- Cut the shapes from the patchwork paper to make Elmer – 1 large circle for the body, 1 small circle for the head, 4 rectangles for legs, 1 trunk shape and 1 ear shape.
- Glue the pieces to a sheet of construction paper and add a tail and facial features with crayons or markers.
- Your young reader may enjoy adding other elements such as additional elephants or a jungle scene.
Why We Like It
- Builds fine motor skills
- Explores a variety of ways to work with paper and color mixing
- Encourages creativity
This is just about the perfect recipe: it requires only a few ingredients, all of which you probably have on hand; from start to finish, it takes no more that 30 minutes to complete; and there are lots of opportunities for young readers to be involved. The only downside is that it only makes four cookies, but that could be a good thing after the holiday eating spree! We recommend enjoying with a cup of Honey Hot Chocolate or Hot Vanilla.
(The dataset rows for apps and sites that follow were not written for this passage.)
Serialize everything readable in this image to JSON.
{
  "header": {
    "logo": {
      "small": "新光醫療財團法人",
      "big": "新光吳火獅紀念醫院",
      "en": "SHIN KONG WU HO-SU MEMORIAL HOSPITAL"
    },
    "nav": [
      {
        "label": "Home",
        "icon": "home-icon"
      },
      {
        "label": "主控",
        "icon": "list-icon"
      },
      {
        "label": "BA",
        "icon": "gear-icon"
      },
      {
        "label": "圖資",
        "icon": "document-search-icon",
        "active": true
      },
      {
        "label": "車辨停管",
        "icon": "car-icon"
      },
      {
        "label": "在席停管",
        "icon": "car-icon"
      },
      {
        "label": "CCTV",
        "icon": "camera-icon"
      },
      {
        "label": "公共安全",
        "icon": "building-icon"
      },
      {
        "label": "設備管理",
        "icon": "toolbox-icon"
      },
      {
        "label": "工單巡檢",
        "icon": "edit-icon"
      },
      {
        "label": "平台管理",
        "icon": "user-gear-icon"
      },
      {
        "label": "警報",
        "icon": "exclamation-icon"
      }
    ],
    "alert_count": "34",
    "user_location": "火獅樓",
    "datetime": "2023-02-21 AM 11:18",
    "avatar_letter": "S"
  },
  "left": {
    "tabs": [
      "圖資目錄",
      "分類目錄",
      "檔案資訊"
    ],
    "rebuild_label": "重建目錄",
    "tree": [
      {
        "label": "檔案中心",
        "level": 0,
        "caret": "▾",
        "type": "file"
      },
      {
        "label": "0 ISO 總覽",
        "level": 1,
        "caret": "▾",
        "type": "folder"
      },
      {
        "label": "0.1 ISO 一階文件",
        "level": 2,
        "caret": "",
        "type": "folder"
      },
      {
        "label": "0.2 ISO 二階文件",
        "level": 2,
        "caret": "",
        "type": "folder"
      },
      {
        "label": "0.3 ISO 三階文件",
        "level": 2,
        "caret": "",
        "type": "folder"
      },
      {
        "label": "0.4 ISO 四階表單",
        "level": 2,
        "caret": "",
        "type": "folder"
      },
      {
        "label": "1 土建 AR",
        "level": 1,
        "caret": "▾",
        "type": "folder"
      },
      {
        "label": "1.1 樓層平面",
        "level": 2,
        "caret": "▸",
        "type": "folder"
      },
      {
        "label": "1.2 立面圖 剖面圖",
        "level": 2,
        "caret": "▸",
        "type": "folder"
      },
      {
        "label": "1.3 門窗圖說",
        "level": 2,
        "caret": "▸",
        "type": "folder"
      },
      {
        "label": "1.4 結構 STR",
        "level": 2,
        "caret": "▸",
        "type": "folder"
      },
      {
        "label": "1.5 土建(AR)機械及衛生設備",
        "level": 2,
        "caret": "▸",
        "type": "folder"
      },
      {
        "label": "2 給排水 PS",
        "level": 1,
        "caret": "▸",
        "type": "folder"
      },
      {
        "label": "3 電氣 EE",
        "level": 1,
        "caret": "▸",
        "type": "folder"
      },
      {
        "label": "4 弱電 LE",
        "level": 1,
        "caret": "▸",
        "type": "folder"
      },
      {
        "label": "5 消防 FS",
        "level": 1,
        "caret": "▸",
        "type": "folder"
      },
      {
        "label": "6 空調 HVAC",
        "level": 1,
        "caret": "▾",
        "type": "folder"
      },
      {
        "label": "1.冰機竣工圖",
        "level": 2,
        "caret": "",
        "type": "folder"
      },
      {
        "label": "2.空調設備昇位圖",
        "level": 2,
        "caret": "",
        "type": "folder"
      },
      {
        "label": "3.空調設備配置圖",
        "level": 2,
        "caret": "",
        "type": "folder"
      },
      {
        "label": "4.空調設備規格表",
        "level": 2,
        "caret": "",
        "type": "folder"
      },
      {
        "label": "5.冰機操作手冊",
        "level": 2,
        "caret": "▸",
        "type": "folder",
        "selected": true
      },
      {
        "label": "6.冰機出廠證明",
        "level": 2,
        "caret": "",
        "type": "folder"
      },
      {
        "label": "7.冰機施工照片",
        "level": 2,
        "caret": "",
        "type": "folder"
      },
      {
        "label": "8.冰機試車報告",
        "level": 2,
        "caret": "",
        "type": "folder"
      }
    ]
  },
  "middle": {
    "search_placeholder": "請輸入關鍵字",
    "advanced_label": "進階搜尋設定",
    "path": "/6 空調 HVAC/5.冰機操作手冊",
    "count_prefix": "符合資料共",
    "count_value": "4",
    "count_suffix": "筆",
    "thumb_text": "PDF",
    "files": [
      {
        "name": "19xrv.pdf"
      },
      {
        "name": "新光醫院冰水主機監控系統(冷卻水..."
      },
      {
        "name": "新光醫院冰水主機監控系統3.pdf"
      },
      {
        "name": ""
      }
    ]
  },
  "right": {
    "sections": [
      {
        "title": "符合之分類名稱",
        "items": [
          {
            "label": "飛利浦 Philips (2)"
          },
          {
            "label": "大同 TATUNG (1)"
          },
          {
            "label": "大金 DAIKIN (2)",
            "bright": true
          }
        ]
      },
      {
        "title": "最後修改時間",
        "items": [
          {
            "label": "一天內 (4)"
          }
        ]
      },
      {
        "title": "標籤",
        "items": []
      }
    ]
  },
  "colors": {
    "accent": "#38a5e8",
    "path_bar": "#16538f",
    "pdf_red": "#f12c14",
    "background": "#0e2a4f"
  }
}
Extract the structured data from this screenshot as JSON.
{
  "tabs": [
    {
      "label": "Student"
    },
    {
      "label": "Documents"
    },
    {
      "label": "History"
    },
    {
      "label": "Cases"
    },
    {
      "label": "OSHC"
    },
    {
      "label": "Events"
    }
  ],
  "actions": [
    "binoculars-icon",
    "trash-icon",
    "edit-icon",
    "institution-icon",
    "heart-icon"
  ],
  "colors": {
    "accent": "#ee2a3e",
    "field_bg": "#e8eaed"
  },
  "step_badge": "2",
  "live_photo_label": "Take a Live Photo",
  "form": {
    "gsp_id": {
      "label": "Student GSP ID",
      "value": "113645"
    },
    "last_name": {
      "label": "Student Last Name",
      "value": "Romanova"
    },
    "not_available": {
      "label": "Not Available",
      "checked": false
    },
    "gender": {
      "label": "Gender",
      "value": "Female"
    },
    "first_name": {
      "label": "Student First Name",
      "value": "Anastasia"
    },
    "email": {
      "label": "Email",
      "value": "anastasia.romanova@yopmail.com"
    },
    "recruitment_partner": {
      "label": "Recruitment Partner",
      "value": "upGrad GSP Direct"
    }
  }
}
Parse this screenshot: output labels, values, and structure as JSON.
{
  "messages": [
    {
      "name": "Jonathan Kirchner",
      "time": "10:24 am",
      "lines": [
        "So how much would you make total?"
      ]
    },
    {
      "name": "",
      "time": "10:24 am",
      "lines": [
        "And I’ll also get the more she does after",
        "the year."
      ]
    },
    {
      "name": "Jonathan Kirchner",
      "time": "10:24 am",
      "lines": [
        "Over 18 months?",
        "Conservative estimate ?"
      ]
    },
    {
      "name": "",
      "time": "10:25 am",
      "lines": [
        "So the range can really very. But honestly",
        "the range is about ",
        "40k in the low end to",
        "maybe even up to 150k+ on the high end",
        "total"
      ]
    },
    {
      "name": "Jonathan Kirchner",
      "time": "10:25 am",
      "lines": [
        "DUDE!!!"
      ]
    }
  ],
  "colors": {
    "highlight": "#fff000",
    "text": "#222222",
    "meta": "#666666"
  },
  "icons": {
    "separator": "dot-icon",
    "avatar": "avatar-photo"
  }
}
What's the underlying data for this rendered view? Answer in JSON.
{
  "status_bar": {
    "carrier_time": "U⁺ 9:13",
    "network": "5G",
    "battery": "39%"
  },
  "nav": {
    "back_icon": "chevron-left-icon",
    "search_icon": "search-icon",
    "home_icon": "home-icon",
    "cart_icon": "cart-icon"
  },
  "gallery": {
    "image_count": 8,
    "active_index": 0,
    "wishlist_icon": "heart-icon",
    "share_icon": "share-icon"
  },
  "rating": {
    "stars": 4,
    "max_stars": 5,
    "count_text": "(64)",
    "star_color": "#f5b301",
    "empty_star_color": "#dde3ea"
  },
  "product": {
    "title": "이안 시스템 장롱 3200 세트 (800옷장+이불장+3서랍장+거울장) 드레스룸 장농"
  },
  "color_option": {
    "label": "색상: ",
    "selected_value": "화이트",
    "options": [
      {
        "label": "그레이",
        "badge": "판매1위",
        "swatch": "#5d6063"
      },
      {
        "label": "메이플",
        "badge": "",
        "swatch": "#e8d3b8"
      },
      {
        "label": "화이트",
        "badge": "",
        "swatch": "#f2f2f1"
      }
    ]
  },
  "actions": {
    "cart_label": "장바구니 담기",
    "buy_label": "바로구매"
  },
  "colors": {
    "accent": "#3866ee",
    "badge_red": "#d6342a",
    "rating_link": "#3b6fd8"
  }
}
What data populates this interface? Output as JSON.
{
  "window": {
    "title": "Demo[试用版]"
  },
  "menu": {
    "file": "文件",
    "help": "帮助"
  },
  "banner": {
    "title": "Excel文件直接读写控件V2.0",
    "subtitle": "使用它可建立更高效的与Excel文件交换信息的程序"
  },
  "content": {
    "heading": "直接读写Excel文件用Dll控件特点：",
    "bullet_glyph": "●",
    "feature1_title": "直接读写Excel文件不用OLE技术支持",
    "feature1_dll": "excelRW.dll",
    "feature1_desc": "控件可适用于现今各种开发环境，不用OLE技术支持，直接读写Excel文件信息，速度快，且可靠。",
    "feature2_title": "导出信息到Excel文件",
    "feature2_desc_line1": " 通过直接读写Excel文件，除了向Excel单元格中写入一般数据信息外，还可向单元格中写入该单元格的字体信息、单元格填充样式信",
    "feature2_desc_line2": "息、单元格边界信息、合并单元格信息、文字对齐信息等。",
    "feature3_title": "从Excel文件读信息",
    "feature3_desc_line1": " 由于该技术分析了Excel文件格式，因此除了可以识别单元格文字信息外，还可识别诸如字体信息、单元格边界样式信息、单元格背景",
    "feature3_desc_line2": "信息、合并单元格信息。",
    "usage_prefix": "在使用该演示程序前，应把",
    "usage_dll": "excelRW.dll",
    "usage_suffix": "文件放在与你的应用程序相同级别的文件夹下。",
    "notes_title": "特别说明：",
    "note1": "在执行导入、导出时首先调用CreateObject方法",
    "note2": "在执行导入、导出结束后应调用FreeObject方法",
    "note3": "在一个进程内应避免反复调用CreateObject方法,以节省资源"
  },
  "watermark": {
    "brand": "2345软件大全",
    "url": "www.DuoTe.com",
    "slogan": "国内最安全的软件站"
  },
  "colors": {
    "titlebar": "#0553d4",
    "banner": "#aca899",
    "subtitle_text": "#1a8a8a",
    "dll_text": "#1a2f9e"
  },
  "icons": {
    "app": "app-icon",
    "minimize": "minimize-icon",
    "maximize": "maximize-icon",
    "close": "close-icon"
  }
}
Young Readers in the Kitchen
Kids can help mix the dough, pat or roll into a rectangle, spread with melted butter, sprinkle with cinnamon sugar, roll dough into a log, and pat spirals flat.
Adapted from Alpha-Bakery Children's Cookbook.
- 4 tablespoons butter
- 1 cup all-purpose flour (you can sub in up to 1/2 cup white whole wheat flour)
- 5 tablespoons sugar, divided
- 1/2 teaspoon baking powder
- 1/2 teaspoon salt
- 1/2 cup milk
- 1 teaspoon cinnamon
- Heat oven to 425 degrees Fahrenheit.
- Grease a cookie sheet.
- Melt 3 tablespoons butter. In a small bowl, stir together flour, 2 tablespoons sugar, baking powder, and salt. Stir in milk and melted butter until dough forms.
- Lightly flour work surface. Turn out dough and knead 10 times. Use a rolling pin or hands to form dough into a 9x5-inch rectangle.
- Melt remaining 1 tablespoon butter. In a very small bowl, stir together 3 tablespoons sugar and cinnamon. Using a pastry brush, brush dough with butter and sprinkle with cinnamon-sugar mixture.
- Starting with a short side, tightly roll up dough and pinch edge to seal. Cut log into 4 equal pieces using a sharp knife. Place each piece on prepared cookie sheet and pat each into a 6-inch circle.
- Bake 8-10 minutes, until golden brown. Transfer to a cooling rack to cool completely.
One Year Ago: Lois Ehlert uses her familiar found object collages to create a snowman family in Snowballs. Your young reader can create their own snowman with Shaving Cream Puff Paint or in edible form with Snowman Pizzas.
Two Years Ago: In The Hat, the adventures begin for Hedgie and all the animals on Lisa’s farm when a strong wind blows one of Lisa’s knit socks off the clothesline. Jan Brett beautifully illustrates this charming story.
This post contains Amazon Affiliate links. Thank you for supporting Off the Shelf!